Task objective » Scan the entries below for the word "name". Copy out every line in which it occurs.
(Beginning of Source information)
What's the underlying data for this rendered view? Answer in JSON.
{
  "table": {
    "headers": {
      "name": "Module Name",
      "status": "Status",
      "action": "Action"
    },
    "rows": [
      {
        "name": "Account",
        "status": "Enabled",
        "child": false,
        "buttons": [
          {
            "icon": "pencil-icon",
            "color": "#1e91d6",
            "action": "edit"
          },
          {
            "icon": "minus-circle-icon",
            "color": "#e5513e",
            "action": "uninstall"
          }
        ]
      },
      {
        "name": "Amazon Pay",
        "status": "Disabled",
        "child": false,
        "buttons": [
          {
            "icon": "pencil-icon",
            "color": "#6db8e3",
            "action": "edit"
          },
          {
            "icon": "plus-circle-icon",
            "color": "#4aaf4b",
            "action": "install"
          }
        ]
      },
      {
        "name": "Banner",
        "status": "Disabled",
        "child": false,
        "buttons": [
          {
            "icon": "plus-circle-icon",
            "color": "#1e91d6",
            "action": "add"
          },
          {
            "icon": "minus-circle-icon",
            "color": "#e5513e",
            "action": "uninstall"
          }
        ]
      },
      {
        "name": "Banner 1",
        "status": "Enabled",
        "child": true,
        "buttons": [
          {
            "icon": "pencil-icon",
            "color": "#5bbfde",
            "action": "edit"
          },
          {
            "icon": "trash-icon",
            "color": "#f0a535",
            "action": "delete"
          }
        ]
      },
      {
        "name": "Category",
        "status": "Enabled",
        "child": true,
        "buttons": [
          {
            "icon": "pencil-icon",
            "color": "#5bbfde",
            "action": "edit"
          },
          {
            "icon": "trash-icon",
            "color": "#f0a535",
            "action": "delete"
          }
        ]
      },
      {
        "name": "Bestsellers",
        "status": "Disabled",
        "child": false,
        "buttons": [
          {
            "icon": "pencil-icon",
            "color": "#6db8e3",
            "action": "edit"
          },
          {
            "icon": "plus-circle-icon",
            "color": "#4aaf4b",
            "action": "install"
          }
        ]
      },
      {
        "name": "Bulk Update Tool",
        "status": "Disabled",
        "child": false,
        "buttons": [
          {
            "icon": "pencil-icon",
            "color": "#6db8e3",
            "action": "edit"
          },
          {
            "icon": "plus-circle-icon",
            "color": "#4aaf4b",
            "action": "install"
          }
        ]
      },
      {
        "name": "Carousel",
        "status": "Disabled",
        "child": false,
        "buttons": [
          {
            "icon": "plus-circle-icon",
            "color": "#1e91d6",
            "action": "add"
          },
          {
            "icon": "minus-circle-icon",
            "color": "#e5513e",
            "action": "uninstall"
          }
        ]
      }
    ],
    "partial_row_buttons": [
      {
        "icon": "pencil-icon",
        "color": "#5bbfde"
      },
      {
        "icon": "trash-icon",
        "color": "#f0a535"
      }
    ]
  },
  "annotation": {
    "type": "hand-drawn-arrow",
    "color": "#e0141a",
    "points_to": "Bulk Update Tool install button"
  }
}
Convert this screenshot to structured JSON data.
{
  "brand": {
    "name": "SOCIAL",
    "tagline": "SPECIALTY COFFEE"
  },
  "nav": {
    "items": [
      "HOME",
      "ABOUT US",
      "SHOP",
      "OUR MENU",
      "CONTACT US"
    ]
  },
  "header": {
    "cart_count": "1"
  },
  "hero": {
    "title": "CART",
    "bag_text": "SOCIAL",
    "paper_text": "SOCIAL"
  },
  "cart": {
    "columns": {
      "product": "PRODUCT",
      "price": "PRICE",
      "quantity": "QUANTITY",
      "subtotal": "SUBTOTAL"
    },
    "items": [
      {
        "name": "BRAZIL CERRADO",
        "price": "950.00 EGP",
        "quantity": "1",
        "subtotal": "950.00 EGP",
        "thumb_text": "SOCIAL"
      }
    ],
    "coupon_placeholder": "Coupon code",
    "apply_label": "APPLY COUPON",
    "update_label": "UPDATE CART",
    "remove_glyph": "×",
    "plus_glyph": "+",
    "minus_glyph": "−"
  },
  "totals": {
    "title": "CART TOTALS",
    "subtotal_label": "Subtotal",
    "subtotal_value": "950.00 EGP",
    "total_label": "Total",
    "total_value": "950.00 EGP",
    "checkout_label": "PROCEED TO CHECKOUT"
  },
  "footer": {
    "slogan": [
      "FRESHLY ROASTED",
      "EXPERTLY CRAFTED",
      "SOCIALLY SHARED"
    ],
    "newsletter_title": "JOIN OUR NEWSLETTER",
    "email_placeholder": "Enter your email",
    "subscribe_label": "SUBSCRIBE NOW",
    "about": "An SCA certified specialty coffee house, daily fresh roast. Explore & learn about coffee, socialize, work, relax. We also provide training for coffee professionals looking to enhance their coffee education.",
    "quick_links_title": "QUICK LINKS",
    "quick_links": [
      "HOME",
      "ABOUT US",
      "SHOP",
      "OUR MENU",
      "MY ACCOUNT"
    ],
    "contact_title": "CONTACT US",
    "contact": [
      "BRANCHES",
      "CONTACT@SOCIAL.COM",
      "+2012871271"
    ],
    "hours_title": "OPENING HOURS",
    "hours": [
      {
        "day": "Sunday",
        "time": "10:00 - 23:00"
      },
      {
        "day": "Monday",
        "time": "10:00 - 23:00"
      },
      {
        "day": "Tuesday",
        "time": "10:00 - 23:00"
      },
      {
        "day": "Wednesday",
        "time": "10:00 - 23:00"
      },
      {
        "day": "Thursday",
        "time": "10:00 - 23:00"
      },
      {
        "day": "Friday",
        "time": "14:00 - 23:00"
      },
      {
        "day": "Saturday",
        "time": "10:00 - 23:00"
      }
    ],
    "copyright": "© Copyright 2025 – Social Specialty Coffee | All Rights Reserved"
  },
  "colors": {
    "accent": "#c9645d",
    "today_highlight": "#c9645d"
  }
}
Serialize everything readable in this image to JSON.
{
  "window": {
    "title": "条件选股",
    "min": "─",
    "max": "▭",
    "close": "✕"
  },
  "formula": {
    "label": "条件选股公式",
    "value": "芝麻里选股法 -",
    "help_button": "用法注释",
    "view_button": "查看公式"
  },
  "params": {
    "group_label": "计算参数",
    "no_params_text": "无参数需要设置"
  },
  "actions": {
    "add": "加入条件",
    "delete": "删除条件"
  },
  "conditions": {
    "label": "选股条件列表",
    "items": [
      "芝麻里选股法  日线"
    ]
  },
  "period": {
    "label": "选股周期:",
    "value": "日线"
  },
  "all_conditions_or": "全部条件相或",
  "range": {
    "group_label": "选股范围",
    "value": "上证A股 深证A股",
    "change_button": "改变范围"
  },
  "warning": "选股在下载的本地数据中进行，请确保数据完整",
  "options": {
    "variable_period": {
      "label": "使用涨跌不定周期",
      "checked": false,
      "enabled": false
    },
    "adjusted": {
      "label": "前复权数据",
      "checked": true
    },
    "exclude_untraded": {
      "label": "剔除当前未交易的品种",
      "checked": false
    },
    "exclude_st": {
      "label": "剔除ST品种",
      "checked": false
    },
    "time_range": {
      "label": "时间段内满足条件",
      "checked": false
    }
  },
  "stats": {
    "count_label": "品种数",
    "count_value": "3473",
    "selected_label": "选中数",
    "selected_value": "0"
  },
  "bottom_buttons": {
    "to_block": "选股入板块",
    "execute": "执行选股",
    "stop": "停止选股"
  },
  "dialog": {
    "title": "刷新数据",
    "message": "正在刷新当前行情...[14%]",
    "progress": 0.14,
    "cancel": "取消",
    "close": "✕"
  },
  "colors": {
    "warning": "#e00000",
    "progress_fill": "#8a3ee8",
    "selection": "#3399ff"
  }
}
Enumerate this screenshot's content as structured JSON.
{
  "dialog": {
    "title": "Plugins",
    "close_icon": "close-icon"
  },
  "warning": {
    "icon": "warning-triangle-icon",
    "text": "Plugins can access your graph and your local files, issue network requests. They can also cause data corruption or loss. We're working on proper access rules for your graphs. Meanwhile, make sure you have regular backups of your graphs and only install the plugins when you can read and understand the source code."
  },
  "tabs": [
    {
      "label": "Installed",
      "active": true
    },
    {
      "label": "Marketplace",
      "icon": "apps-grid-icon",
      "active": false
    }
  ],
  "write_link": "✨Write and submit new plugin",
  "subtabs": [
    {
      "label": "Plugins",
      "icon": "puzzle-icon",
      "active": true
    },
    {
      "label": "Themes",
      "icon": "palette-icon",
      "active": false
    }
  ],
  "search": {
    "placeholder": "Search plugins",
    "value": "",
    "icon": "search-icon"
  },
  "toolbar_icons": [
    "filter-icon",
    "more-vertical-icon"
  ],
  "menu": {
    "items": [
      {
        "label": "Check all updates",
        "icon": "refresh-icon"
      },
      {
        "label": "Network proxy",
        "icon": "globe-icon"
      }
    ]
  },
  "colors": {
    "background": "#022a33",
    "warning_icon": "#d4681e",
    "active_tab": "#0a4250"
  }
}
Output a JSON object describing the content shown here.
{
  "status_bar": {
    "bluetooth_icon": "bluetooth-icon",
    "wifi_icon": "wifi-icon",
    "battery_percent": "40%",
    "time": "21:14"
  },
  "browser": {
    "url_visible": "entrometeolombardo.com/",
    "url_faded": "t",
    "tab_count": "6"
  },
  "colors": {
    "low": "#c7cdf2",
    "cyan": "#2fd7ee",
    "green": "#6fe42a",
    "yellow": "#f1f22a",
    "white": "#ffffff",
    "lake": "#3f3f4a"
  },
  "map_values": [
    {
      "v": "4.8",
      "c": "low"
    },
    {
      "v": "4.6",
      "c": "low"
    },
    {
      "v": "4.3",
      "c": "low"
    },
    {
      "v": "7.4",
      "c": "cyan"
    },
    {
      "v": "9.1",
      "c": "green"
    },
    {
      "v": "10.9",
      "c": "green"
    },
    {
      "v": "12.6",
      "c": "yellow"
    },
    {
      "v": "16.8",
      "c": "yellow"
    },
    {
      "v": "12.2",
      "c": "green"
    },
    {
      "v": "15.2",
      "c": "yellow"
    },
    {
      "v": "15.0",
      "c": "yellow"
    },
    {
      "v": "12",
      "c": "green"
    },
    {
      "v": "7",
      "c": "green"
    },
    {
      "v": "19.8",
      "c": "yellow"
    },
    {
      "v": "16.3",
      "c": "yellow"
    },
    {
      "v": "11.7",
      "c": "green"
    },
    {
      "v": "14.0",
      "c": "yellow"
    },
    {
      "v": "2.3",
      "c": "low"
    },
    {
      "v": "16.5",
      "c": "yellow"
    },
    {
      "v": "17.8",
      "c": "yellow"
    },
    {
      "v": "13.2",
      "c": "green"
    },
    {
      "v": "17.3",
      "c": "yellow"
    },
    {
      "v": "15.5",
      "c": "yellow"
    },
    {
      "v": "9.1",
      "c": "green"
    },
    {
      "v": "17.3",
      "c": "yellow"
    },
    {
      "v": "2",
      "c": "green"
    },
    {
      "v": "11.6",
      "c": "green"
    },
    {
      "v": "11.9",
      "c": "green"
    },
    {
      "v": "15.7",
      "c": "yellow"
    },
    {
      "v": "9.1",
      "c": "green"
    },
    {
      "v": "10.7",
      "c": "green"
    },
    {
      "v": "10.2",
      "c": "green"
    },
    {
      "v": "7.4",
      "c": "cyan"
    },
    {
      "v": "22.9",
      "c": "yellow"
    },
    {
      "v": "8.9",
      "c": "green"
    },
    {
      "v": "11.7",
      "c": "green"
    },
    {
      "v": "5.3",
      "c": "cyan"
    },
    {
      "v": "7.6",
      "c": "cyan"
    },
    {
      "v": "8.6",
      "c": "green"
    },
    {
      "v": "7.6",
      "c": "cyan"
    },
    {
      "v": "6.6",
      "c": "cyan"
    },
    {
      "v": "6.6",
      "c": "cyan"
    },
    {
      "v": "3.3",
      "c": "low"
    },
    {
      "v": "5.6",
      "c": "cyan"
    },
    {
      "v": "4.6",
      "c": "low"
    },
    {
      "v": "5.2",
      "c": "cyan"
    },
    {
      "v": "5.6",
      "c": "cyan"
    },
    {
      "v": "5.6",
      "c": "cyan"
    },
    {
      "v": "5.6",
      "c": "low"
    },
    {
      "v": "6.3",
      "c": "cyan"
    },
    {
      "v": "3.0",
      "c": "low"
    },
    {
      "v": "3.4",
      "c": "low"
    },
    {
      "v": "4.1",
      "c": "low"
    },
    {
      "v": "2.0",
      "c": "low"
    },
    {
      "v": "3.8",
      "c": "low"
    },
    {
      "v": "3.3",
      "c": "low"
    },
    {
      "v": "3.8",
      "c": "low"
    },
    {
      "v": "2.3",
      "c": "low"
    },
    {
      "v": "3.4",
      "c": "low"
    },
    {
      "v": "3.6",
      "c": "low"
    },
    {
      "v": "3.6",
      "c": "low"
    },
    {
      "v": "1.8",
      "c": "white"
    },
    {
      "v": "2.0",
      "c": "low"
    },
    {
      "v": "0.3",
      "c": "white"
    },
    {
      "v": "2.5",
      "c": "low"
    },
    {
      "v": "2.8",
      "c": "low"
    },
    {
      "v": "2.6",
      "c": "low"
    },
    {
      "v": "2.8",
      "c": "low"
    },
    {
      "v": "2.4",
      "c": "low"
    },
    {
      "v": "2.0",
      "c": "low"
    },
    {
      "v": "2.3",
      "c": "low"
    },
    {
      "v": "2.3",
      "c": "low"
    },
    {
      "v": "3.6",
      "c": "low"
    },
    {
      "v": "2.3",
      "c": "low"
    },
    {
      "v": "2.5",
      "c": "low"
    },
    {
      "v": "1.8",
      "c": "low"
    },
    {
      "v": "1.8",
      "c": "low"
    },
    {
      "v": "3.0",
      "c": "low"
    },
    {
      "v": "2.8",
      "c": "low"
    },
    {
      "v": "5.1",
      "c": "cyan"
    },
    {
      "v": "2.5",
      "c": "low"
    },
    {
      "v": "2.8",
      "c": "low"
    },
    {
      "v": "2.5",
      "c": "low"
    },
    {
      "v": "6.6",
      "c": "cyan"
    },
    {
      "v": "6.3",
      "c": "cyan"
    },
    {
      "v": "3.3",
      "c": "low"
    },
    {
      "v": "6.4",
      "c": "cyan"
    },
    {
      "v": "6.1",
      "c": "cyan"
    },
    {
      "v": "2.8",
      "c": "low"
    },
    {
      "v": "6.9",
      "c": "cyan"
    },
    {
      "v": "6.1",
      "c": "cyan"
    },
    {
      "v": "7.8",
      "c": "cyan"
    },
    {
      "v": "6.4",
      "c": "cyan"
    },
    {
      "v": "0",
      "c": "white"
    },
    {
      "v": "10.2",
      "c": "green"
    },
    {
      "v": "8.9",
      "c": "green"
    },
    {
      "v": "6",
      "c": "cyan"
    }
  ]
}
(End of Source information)
Response box »
      "name": "Module Name",
        "name": "Account",
        "name": "Amazon Pay",
        "name": "Banner",
        "name": "Banner 1",
        "name": "Category",
        "name": "Bestsellers",
        "name": "Bulk Update Tool",
        "name": "Carousel",
    "name": "SOCIAL",
        "name": "BRAZIL CERRADO",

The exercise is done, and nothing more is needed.